REQUIRED WORK:
Going line by line through the records below, count those containing the word "artikelen", then give only the count.

☆ ☆ ☆ ☆ ☆ ☆ ☆

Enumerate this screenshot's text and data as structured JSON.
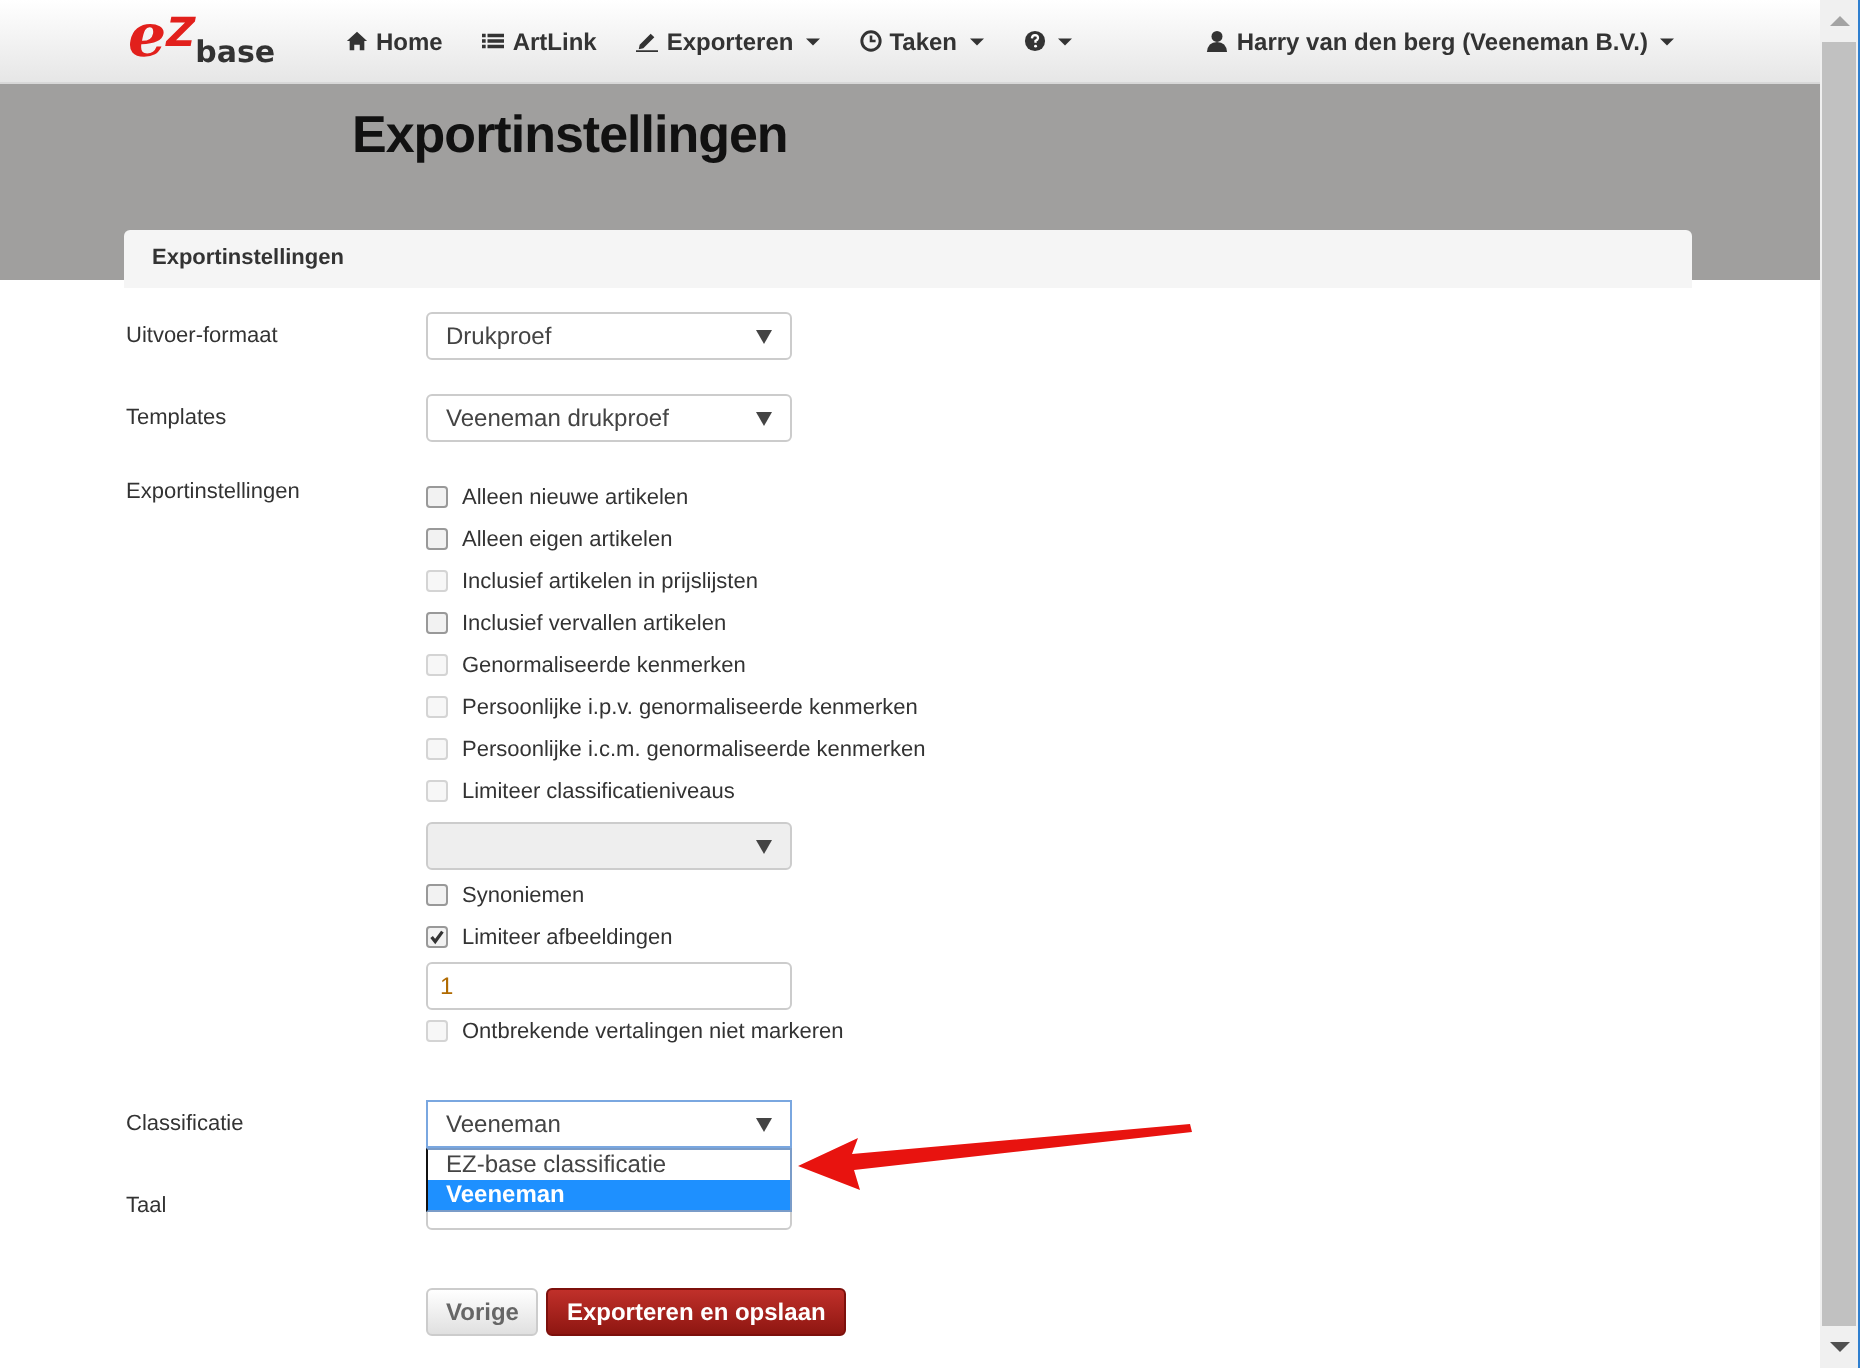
{
  "navbar": {
    "logo": {
      "letter_1": "e",
      "letter_2": "Z",
      "word": "base"
    },
    "items": [
      {
        "label": "Home",
        "dropdown": false
      },
      {
        "label": "ArtLink",
        "dropdown": false
      },
      {
        "label": "Exporteren",
        "dropdown": true
      },
      {
        "label": "Taken",
        "dropdown": true
      },
      {
        "dropdown": true
      }
    ],
    "user": {
      "label": "Harry van den berg (Veeneman B.V.)",
      "dropdown": true
    }
  },
  "page_title": "Exportinstellingen",
  "panel": {
    "heading": "Exportinstellingen",
    "fields": [
      {
        "kind": "select",
        "label": "Uitvoer-formaat",
        "value": "Drukproef"
      },
      {
        "kind": "select",
        "label": "Templates",
        "value": "Veeneman drukproef"
      },
      {
        "kind": "group",
        "label": "Exportinstellingen",
        "items": [
          {
            "kind": "checkbox",
            "label": "Alleen nieuwe artikelen",
            "checked": false,
            "disabled": false
          },
          {
            "kind": "checkbox",
            "label": "Alleen eigen artikelen",
            "checked": false,
            "disabled": false
          },
          {
            "kind": "checkbox",
            "label": "Inclusief artikelen in prijslijsten",
            "checked": false,
            "disabled": true
          },
          {
            "kind": "checkbox",
            "label": "Inclusief vervallen artikelen",
            "checked": false,
            "disabled": false
          },
          {
            "kind": "checkbox",
            "label": "Genormaliseerde kenmerken",
            "checked": false,
            "disabled": true
          },
          {
            "kind": "checkbox",
            "label": "Persoonlijke i.p.v. genormaliseerde kenmerken",
            "checked": false,
            "disabled": true
          },
          {
            "kind": "checkbox",
            "label": "Persoonlijke i.c.m. genormaliseerde kenmerken",
            "checked": false,
            "disabled": true
          },
          {
            "kind": "checkbox",
            "label": "Limiteer classificatieniveaus",
            "checked": false,
            "disabled": true
          },
          {
            "kind": "select",
            "disabled": true
          },
          {
            "kind": "checkbox",
            "label": "Synoniemen",
            "checked": false,
            "disabled": false
          },
          {
            "kind": "checkbox",
            "label": "Limiteer afbeeldingen",
            "checked": true,
            "disabled": false
          },
          {
            "kind": "text",
            "value": "1"
          },
          {
            "kind": "checkbox",
            "label": "Ontbrekende vertalingen niet markeren",
            "checked": false,
            "disabled": true
          }
        ]
      },
      {
        "kind": "select",
        "label": "Classificatie",
        "value": "Veeneman",
        "open": true,
        "options": [
          {
            "label": "EZ-base classificatie",
            "selected": false
          },
          {
            "label": "Veeneman",
            "selected": true
          }
        ]
      },
      {
        "kind": "select",
        "label": "Taal"
      }
    ],
    "buttons": [
      {
        "kind": "default",
        "label": "Vorige"
      },
      {
        "kind": "primary",
        "label": "Exporteren en opslaan"
      }
    ]
  }
}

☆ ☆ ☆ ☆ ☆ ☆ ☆

REPLY:
4